[Page and application data records]
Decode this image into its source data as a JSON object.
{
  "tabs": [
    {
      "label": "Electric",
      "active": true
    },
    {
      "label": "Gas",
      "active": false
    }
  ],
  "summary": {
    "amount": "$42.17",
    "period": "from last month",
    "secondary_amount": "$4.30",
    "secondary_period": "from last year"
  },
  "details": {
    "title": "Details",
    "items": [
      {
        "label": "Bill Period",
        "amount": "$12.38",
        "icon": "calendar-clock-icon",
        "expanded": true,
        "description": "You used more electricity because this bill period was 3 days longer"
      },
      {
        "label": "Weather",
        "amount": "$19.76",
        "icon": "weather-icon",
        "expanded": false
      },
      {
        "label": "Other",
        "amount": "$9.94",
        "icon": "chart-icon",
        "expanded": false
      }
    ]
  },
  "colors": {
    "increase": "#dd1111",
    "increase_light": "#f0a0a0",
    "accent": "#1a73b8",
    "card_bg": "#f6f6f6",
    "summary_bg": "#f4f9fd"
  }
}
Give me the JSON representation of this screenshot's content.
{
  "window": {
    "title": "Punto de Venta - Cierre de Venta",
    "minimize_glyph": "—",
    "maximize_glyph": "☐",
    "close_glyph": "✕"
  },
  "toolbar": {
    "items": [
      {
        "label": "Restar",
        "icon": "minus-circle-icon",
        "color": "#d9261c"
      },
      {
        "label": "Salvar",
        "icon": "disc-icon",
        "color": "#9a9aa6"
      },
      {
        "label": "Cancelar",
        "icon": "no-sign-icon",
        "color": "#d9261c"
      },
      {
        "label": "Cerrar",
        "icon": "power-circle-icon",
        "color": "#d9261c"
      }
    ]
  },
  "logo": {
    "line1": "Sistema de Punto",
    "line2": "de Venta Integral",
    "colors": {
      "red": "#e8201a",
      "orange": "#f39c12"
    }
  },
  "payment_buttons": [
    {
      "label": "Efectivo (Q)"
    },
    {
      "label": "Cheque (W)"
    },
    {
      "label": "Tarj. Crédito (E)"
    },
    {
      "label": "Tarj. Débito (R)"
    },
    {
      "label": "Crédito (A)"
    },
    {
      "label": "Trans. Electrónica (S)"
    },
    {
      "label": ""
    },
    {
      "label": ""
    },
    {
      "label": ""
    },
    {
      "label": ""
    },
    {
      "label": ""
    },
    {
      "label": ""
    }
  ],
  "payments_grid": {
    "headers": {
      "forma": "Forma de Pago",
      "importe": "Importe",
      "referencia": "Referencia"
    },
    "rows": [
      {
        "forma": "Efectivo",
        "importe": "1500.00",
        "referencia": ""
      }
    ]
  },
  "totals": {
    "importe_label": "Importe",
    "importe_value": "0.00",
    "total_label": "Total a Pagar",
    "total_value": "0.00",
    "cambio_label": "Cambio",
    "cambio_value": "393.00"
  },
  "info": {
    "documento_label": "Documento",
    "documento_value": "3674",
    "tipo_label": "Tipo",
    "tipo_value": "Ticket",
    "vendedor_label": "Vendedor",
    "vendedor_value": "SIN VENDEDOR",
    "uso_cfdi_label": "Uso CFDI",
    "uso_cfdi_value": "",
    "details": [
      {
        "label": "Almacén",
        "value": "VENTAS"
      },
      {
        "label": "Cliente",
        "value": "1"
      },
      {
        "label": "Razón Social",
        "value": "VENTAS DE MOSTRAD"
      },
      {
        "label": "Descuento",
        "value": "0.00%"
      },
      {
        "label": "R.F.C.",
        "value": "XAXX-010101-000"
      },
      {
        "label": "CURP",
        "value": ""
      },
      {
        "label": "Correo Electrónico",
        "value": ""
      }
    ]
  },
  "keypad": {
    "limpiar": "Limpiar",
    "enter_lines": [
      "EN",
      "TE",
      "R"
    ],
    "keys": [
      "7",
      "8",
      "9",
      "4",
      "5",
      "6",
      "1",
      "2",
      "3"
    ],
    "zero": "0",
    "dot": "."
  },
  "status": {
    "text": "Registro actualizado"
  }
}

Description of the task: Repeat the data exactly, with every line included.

Solution to this problem:
Decode this image into its source data as a JSON object.
{
  "tabs": [
    {
      "label": "Electric",
      "active": true
    },
    {
      "label": "Gas",
      "active": false
    }
  ],
  "summary": {
    "amount": "$42.17",
    "period": "from last month",
    "secondary_amount": "$4.30",
    "secondary_period": "from last year"
  },
  "details": {
    "title": "Details",
    "items": [
      {
        "label": "Bill Period",
        "amount": "$12.38",
        "icon": "calendar-clock-icon",
        "expanded": true,
        "description": "You used more electricity because this bill period was 3 days longer"
      },
      {
        "label": "Weather",
        "amount": "$19.76",
        "icon": "weather-icon",
        "expanded": false
      },
      {
        "label": "Other",
        "amount": "$9.94",
        "icon": "chart-icon",
        "expanded": false
      }
    ]
  },
  "colors": {
    "increase": "#dd1111",
    "increase_light": "#f0a0a0",
    "accent": "#1a73b8",
    "card_bg": "#f6f6f6",
    "summary_bg": "#f4f9fd"
  }
}
Give me the JSON representation of this screenshot's content.
{
  "window": {
    "title": "Punto de Venta - Cierre de Venta",
    "minimize_glyph": "—",
    "maximize_glyph": "☐",
    "close_glyph": "✕"
  },
  "toolbar": {
    "items": [
      {
        "label": "Restar",
        "icon": "minus-circle-icon",
        "color": "#d9261c"
      },
      {
        "label": "Salvar",
        "icon": "disc-icon",
        "color": "#9a9aa6"
      },
      {
        "label": "Cancelar",
        "icon": "no-sign-icon",
        "color": "#d9261c"
      },
      {
        "label": "Cerrar",
        "icon": "power-circle-icon",
        "color": "#d9261c"
      }
    ]
  },
  "logo": {
    "line1": "Sistema de Punto",
    "line2": "de Venta Integral",
    "colors": {
      "red": "#e8201a",
      "orange": "#f39c12"
    }
  },
  "payment_buttons": [
    {
      "label": "Efectivo (Q)"
    },
    {
      "label": "Cheque (W)"
    },
    {
      "label": "Tarj. Crédito (E)"
    },
    {
      "label": "Tarj. Débito (R)"
    },
    {
      "label": "Crédito (A)"
    },
    {
      "label": "Trans. Electrónica (S)"
    },
    {
      "label": ""
    },
    {
      "label": ""
    },
    {
      "label": ""
    },
    {
      "label": ""
    },
    {
      "label": ""
    },
    {
      "label": ""
    }
  ],
  "payments_grid": {
    "headers": {
      "forma": "Forma de Pago",
      "importe": "Importe",
      "referencia": "Referencia"
    },
    "rows": [
      {
        "forma": "Efectivo",
        "importe": "1500.00",
        "referencia": ""
      }
    ]
  },
  "totals": {
    "importe_label": "Importe",
    "importe_value": "0.00",
    "total_label": "Total a Pagar",
    "total_value": "0.00",
    "cambio_label": "Cambio",
    "cambio_value": "393.00"
  },
  "info": {
    "documento_label": "Documento",
    "documento_value": "3674",
    "tipo_label": "Tipo",
    "tipo_value": "Ticket",
    "vendedor_label": "Vendedor",
    "vendedor_value": "SIN VENDEDOR",
    "uso_cfdi_label": "Uso CFDI",
    "uso_cfdi_value": "",
    "details": [
      {
        "label": "Almacén",
        "value": "VENTAS"
      },
      {
        "label": "Cliente",
        "value": "1"
      },
      {
        "label": "Razón Social",
        "value": "VENTAS DE MOSTRAD"
      },
      {
        "label": "Descuento",
        "value": "0.00%"
      },
      {
        "label": "R.F.C.",
        "value": "XAXX-010101-000"
      },
      {
        "label": "CURP",
        "value": ""
      },
      {
        "label": "Correo Electrónico",
        "value": ""
      }
    ]
  },
  "keypad": {
    "limpiar": "Limpiar",
    "enter_lines": [
      "EN",
      "TE",
      "R"
    ],
    "keys": [
      "7",
      "8",
      "9",
      "4",
      "5",
      "6",
      "1",
      "2",
      "3"
    ],
    "zero": "0",
    "dot": "."
  },
  "status": {
    "text": "Registro actualizado"
  }
}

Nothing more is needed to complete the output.